Before I went to the Hinkel the first time, Rob told me there was a part of the tunnel where there is a lot of flow, and not a lot of places to pull on.  It is really only a few body lengths, but he got it into my head that it's there, so I was once again pleasantly surprised that the swim isn't as bad as I expected.  We got through the Hinkel, and I pointed out the plaque to Kevin.  After that, we just meandered up the line, pausing in the various rooms to look around.  We made it further than I've been before, and eventually Rob found a jump and asked if we could take it.  Sure, why not?  Once we made the jump, it was fairly small and a little bit crumbly in there.  And there was some flow.  We came up to a T just in time for me to thumb it on gas.  Rob wasn't very happy that he didn't get to go past the T.  He peered up to the left, which I think he said got a little wider than the tunnel we had been in (which was single file, so I didn't even get a glimpse of what was past the T).  And so we turned and headed back, and rode the flow out.  Kevin got a little video footage back there as we drifted out.  I really do like that area just past the Hinkel, and it is always too short on the way out :)

We got back to our scooters, where we found both of those jumps to Mainland still installed (so I am quite sure that they had been left there, and thus we could have gone in there after all).  We picked up our scooters and pretty much headed straight down the mainline until we came to that first stage drop.  Then we headed to the Insulation Room jump, and ditched all of our gear on the mainline, and went up there.  Kevin was leading at this point, and since he didn't really know the way, he went a slightly different route, and ended up tying in after the T, on the right side of it.  So we headed up that way, going counterclockwise around the little loop.  We stopped and played with the "insulation" a bit as Kevin got some footage.  Then we got to the room with the tannic layer on top, which was WAY more distinct than the last time I was in there, when it just seemed like the viz was crap.  After playing around there a bit, we headed back out and picked up all of our gear from the mainline, and out we went.

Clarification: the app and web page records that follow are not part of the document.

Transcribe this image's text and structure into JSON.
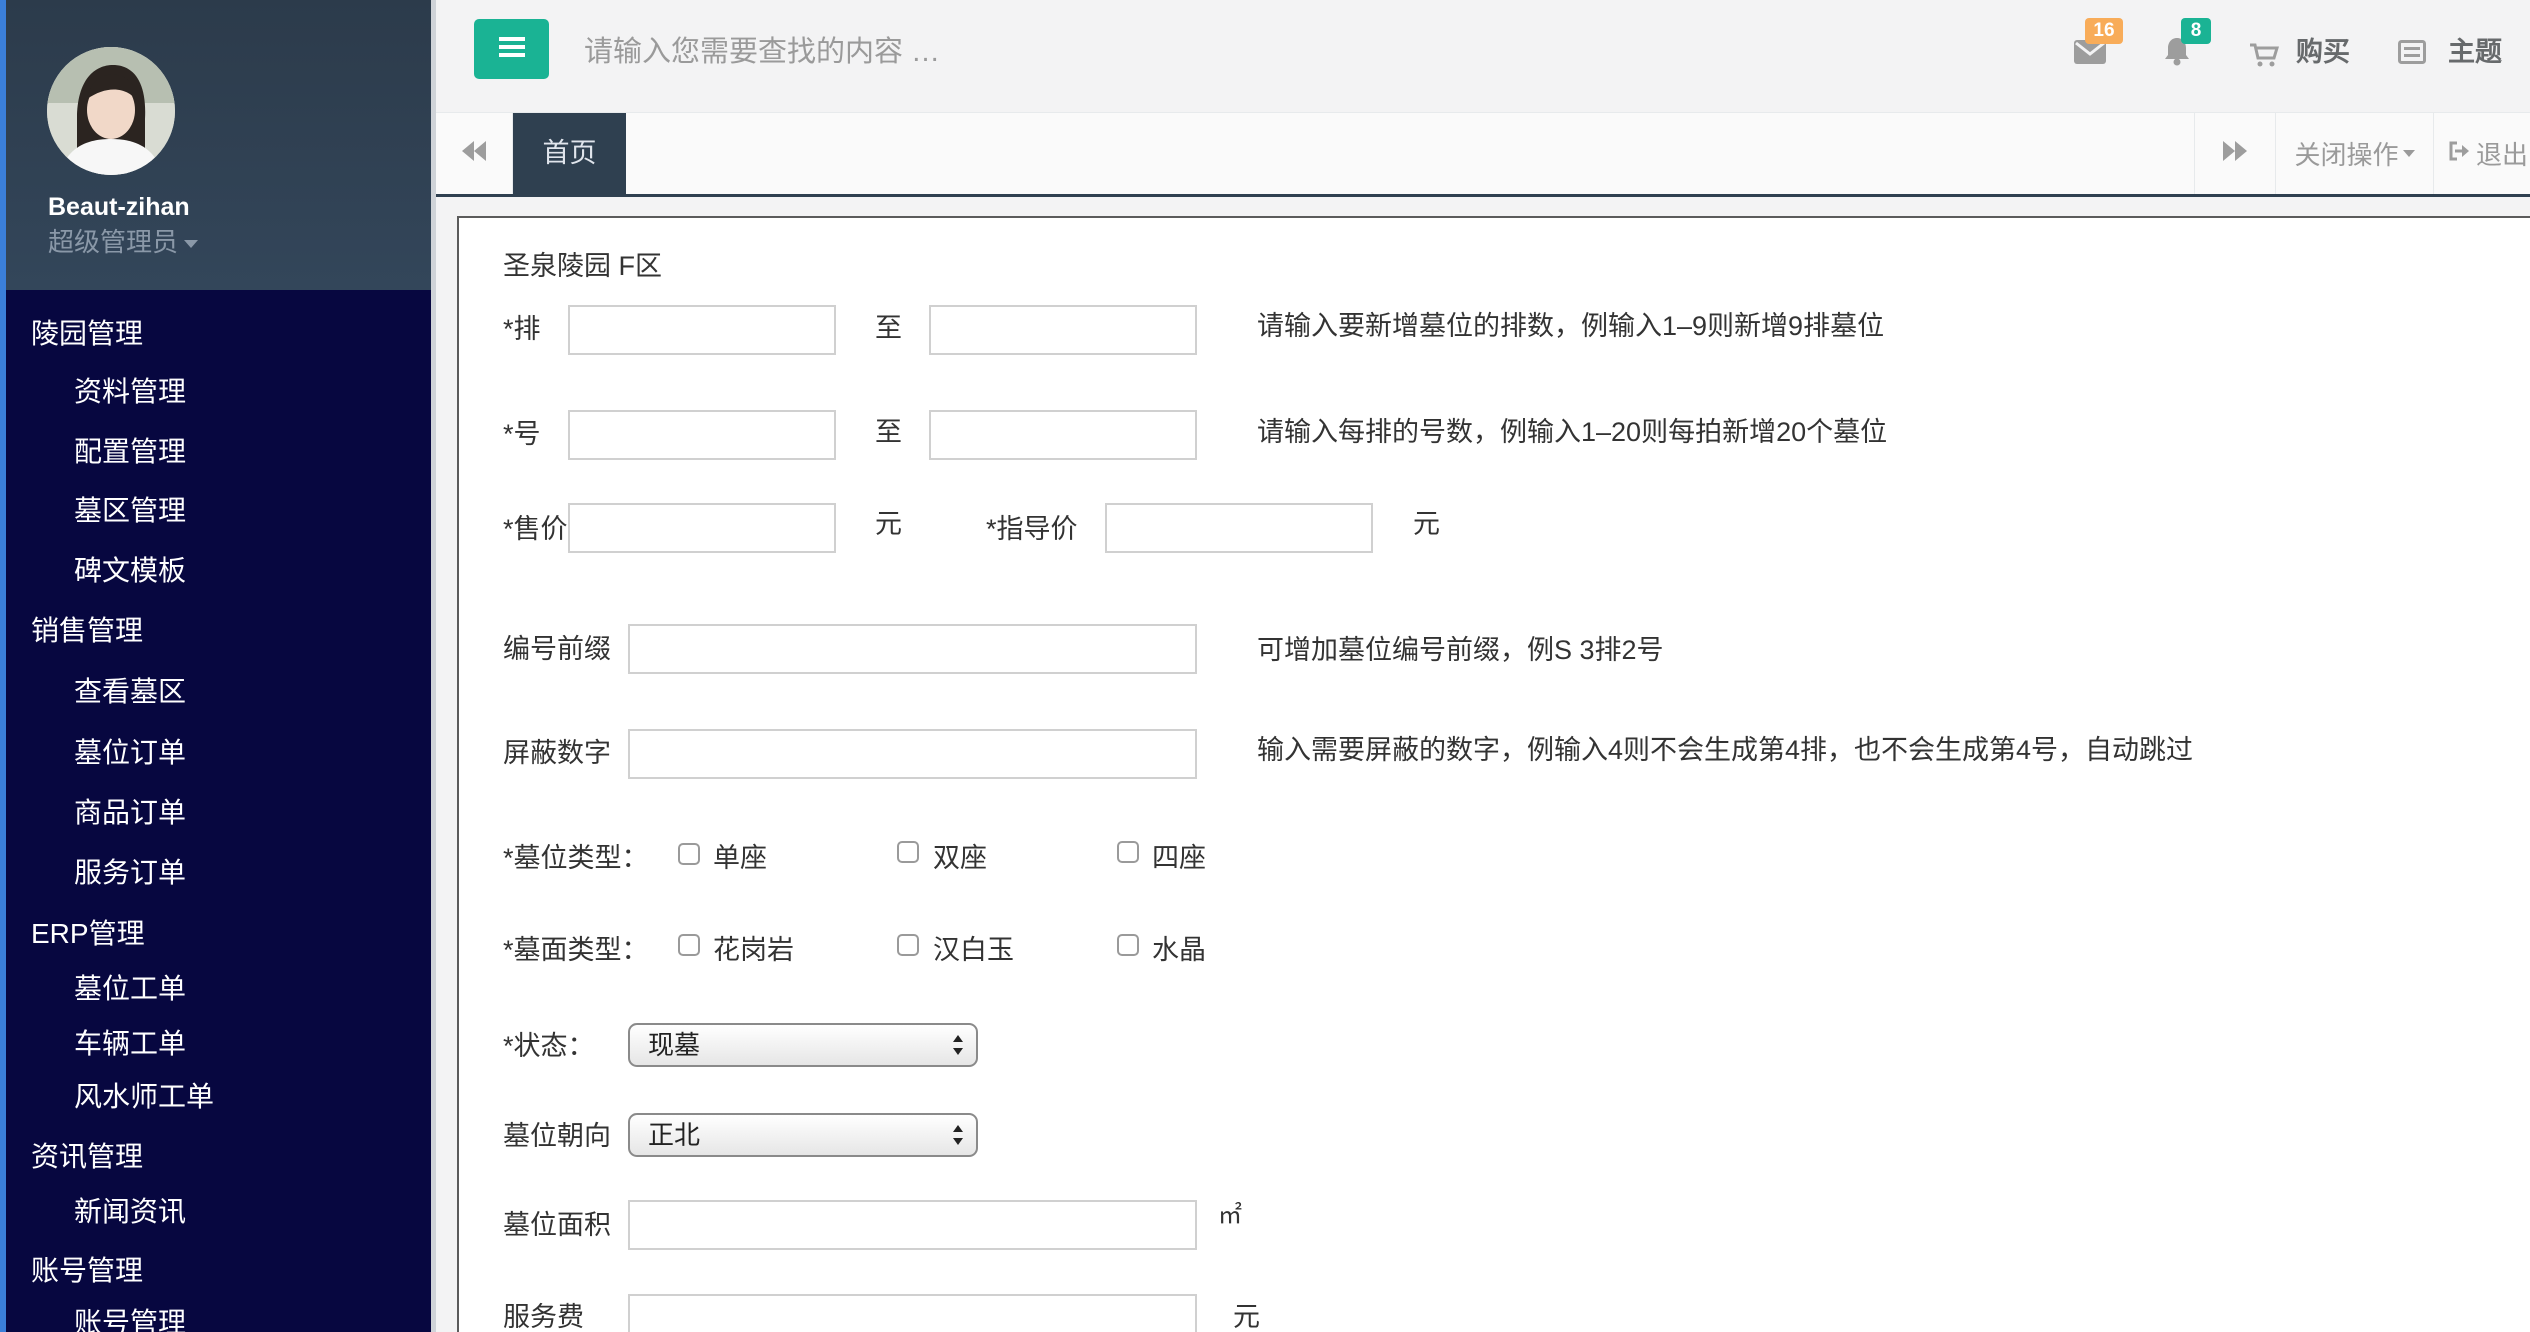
{
  "sidebar": {
    "user": {
      "name": "Beaut-zihan",
      "role": "超级管理员"
    },
    "menu": [
      {
        "label": "陵园管理",
        "children": [
          "资料管理",
          "配置管理",
          "墓区管理",
          "碑文模板"
        ]
      },
      {
        "label": "销售管理",
        "children": [
          "查看墓区",
          "墓位订单",
          "商品订单",
          "服务订单"
        ]
      },
      {
        "label": "ERP管理",
        "children": [
          "墓位工单",
          "车辆工单",
          "风水师工单"
        ]
      },
      {
        "label": "资讯管理",
        "children": [
          "新闻资讯"
        ]
      },
      {
        "label": "账号管理",
        "children": [
          "账号管理"
        ]
      }
    ]
  },
  "topbar": {
    "search_placeholder": "请输入您需要查找的内容 …",
    "mail_count": "16",
    "notification_count": "8",
    "buy_label": "购买",
    "theme_label": "主题"
  },
  "tabs": {
    "items": [
      "首页"
    ],
    "close_label": "关闭操作",
    "logout_label": "退出"
  },
  "form": {
    "title": "圣泉陵园 F区",
    "row_label": "*排",
    "to_label": "至",
    "row_hint": "请输入要新增墓位的排数，例输入1–9则新增9排墓位",
    "number_label": "*号",
    "number_hint": "请输入每排的号数，例输入1–20则每拍新增20个墓位",
    "price_label": "*售价",
    "currency_unit": "元",
    "guide_price_label": "*指导价",
    "prefix_label": "编号前缀",
    "prefix_hint": "可增加墓位编号前缀，例S 3排2号",
    "mask_label": "屏蔽数字",
    "mask_hint": "输入需要屏蔽的数字，例输入4则不会生成第4排，也不会生成第4号，自动跳过",
    "grave_type_label": "*墓位类型：",
    "grave_types": [
      "单座",
      "双座",
      "四座"
    ],
    "surface_type_label": "*墓面类型：",
    "surface_types": [
      "花岗岩",
      "汉白玉",
      "水晶"
    ],
    "status_label": "*状态：",
    "status_value": "现墓",
    "orientation_label": "墓位朝向",
    "orientation_value": "正北",
    "area_label": "墓位面积",
    "area_unit": "㎡",
    "service_fee_label": "服务费",
    "service_fee_unit": "元"
  },
  "icons": {
    "menu_toggle": "hamburger-icon",
    "mail": "envelope-icon",
    "notifications": "bell-icon",
    "buy": "cart-icon",
    "theme": "theme-icon",
    "tab_back": "backward-icon",
    "tab_forward": "forward-icon",
    "logout": "sign-out-icon"
  },
  "colors": {
    "accent": "#1ab394",
    "mail_badge": "#f8ac59",
    "notification_badge": "#1ab394",
    "sidebar_bg": "#070740",
    "profile_bg": "#2f4050",
    "active_tab_bg": "#2f4050"
  }
}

On the way out, there were even more jumps installed, as there were now actually a few teams in the cave with us.  We eventually made it back to the gallery, and headed up the eye.  There weren't any teams at the 20 foot spot when we got there (though there were two O2 bottles on the ledge), so Kevin and I took the ledge, and Rob went over and pouted in the corner (I'm not sure why he was pouting, I think it was because I thumbed it before he made it past that T).  Kevin and I shared a sudoku puzzle on deco, which was a lot of fun.  We made a lot more progress working on it together, so it was much less boring.  I also have to mention that after an unpleasant deco yesterday, I plugged in today, and oh what bliss!  Eventually a team came to claim their O2 bottles from the ledge, and after not too long, they headed out.  Then another team appeared, and I don't know how to explain it, but one of them was giving us the stink-eye.  We all noticed it.  First he stared at Rob for a while.  Then he stared at me.  I thought maybe he was staring because he was annoyed that we were hogging the ledge.  I would have shared if he had asked, but no, he just gave me the evil-eye.  Eventually it was time to go and I slithered past him and we slowly bobbed to the surface.  It was pretty early when we got out, so we actually had a while to hang around and do nothing in the afternoon.  My favorite thing to do on vacation!